When someone mentions a radio aerial, it tends to conjure up an eyesight of one thing made from metallic and wire. But what about one made of water? On Thursday, the Mitsubishi Electric Corporation unveiled its SeaAerial, which uses a column of seawater sprayed in to the air to produce a radio transceiver antenna. Made for use at water or along shorelines, it's billed as planet's first seawater antenna with the capacity of obtaining digital terrestrial broadcasts.
In our day to day everyday lives, we're used to coping with radio frequencies which are so quick and relatively powerful that transceiver antennae on our devices are correspondingly tiny. However, as radio frequencies get longer together with signals become weaker, the antenna must be much longer too.
This fact of life implies that numerous radio installations need large antennae which can be high priced, time consuming to build, and definately not lightweight.
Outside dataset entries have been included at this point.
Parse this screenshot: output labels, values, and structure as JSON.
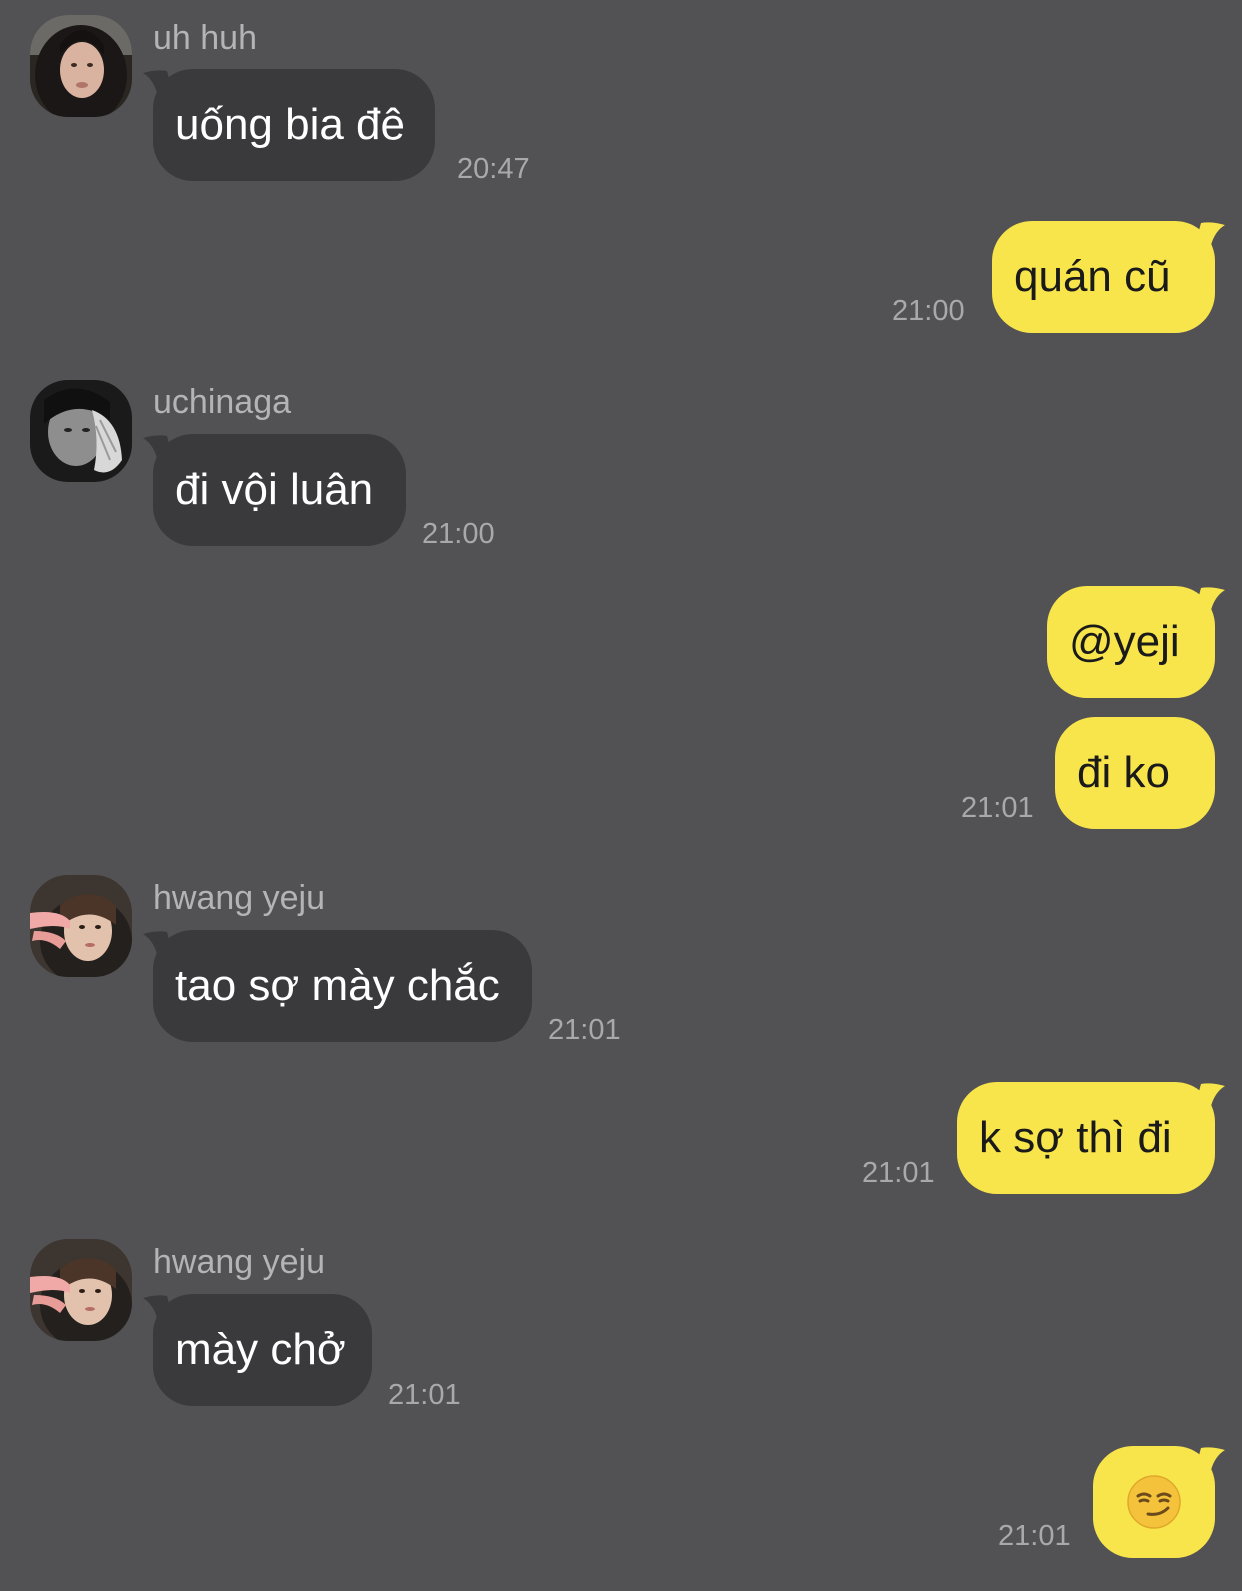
{
  "colors": {
    "background": "#525153",
    "incoming_bubble": "#3a393c",
    "outgoing_bubble": "#f8e54b",
    "meta_text": "#b4b4b6"
  },
  "messages": [
    {
      "sender": "uh huh",
      "text": "uống bia đê",
      "time": "20:47",
      "direction": "incoming",
      "avatar": "avatar-photo-dark-hair"
    },
    {
      "text": "quán cũ",
      "time": "21:00",
      "direction": "outgoing"
    },
    {
      "sender": "uchinaga",
      "text": "đi vội luân",
      "time": "21:00",
      "direction": "incoming",
      "avatar": "avatar-photo-bw-hand-on-face"
    },
    {
      "text": "@yeji",
      "direction": "outgoing"
    },
    {
      "text": "đi ko",
      "time": "21:01",
      "direction": "outgoing"
    },
    {
      "sender": "hwang yeju",
      "text": "tao sợ mày chắc",
      "time": "21:01",
      "direction": "incoming",
      "avatar": "avatar-photo-peace-sign"
    },
    {
      "text": "k sợ thì đi",
      "time": "21:01",
      "direction": "outgoing"
    },
    {
      "sender": "hwang yeju",
      "text": "mày chở",
      "time": "21:01",
      "direction": "incoming",
      "avatar": "avatar-photo-peace-sign"
    },
    {
      "text": "😏",
      "time": "21:01",
      "direction": "outgoing",
      "emoji_name": "smirking-face"
    }
  ]
}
Alternatively, if an antenna could possibly be made out of water, you can have an aerial how big is Geneva's Jet d'Eau within the time it can take to fire up the pump. When it arrived time for you to go the installation, it can simply a matter of changing off the water and going the electronic devices to a different location.
But why seawater and not garden variety fresh-water? Contrary to popular belief, clear water is a rather bad conductor of electricity. It is the mineral ions dissolved on it that truly carry current, so for useful functions, seawater works best for making a watery antenna.
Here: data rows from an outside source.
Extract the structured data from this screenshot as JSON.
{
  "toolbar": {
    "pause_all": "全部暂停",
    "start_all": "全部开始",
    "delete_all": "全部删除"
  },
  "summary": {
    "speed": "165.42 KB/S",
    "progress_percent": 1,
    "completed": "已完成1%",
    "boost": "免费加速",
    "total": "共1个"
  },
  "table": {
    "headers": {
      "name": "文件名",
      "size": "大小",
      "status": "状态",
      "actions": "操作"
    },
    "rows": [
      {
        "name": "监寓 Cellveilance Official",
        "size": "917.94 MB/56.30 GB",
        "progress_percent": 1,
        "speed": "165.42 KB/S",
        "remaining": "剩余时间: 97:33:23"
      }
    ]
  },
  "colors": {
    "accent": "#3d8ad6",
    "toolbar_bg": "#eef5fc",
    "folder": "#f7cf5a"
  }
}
The point in regards to the SeaAerial isn't that it's aquatic. This isn't the initial seawater antenna – the US Navy has had an desire for the theory lately, but up to now this has been limited by the necessity of maintaining the plume-spraying device from the water to stop the circuit from grounding when you look at the ocean and killing the signal. Mitsubishi's development is an insulated nozzle that transmits the radio sign into saltwater plume. Based on the business, inside the nozzle is a quarter-wavelength tube of insulated product that literally distinguishes the plume from the surrounding water and maintains the circuit.